-------- Records provided

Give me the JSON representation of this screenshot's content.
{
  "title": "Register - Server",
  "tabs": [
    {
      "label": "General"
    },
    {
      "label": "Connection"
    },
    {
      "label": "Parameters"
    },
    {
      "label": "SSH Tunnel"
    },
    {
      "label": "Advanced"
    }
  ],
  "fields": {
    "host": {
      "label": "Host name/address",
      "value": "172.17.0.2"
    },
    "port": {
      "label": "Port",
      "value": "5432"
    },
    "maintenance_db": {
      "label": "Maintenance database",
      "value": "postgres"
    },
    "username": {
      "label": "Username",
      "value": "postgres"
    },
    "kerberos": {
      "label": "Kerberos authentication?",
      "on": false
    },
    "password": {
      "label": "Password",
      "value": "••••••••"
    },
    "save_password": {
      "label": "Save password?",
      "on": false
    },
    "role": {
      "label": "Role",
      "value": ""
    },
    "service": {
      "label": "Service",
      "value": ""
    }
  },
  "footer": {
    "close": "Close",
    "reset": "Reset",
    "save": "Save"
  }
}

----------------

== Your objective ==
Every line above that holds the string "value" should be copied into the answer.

== Written response ==
      "value": "172.17.0.2"
      "value": "5432"
      "value": "postgres"
      "value": "postgres"
      "value": "••••••••"
      "value": ""
      "value": ""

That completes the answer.